The rapid-miniaturisation of electronics, power systems, instruments and propulsion systems has led to briefcase-sized CubeSat spacecraft that are on the verge of exploring deep space.
The CubeSat standard was developed in the year 2000 by a pair of university professors, Jordi Puig-Suari (CalPoly) and Robert Twiggs (Stanford) who were looking to improve hands-on experience and skills for science and engineering students. It defines standardised masses and volumes for small spacecraft, in addition to specifying how to safely integrate the spacecraft within a rocket fairing using the PPOD, an electro-actuated jack-in-the-box.
Popular configurations are the 3U (10 × 10 × 34 cm), about the size of a loaf of bread, and the 6U (12 × 24 × 36 cm) the size of a brief-case.

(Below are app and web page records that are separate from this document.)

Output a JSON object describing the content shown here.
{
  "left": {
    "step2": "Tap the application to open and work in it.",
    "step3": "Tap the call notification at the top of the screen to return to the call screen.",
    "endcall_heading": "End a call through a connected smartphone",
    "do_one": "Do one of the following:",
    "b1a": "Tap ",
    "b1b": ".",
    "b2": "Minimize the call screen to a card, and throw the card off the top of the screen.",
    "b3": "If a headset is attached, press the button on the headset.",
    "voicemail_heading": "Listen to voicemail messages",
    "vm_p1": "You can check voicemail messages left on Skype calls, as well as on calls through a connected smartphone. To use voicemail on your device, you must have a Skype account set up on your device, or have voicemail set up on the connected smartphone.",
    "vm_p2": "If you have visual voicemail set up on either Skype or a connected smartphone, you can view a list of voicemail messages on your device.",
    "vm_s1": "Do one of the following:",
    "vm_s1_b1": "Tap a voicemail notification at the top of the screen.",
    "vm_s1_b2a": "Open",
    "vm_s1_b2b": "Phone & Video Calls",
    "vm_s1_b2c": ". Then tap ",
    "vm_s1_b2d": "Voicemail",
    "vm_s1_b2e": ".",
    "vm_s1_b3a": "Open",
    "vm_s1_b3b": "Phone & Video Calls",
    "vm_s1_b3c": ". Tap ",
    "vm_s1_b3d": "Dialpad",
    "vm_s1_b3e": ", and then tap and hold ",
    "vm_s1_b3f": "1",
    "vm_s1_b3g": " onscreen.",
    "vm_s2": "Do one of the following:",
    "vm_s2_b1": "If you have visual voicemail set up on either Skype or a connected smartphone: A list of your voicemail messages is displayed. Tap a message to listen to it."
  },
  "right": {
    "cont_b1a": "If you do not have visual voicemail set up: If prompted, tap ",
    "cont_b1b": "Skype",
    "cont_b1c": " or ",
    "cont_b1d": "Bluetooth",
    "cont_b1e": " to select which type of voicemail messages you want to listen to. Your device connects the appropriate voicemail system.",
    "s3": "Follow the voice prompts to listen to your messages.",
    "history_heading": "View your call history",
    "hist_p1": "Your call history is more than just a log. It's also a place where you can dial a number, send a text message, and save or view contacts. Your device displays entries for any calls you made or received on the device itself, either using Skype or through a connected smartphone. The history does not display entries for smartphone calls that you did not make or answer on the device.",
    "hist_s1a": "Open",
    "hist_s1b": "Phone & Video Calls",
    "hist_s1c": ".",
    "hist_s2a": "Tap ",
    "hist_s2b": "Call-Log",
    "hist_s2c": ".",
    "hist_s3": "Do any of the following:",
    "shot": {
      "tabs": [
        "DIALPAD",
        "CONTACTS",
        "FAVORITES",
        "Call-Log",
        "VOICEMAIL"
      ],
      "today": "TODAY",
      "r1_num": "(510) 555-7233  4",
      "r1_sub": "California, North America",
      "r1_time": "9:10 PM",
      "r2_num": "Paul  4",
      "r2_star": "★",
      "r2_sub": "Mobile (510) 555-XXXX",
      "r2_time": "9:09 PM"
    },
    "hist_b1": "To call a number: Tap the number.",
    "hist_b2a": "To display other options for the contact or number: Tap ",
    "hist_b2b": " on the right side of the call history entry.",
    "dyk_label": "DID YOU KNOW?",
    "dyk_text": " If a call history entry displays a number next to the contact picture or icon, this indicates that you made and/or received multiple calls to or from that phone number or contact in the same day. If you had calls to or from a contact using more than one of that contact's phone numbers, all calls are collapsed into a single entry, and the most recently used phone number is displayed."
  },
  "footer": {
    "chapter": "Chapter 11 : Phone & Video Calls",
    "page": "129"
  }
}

To date more than 800 nanosatellites have been launched into low Earth orbit (LEO), with a majority of launches after 2010 by new and emerging players including commercial startups, universities and government research laboratories.
Exploration of deep space marks the next giant leap for CubeSats. There are ambitious missions afoot to explore the Moon, Mars and near-Earth asteroids using CubeSats. These plans are led not just by government-space agencies but include university research groups, research laboratories and startups.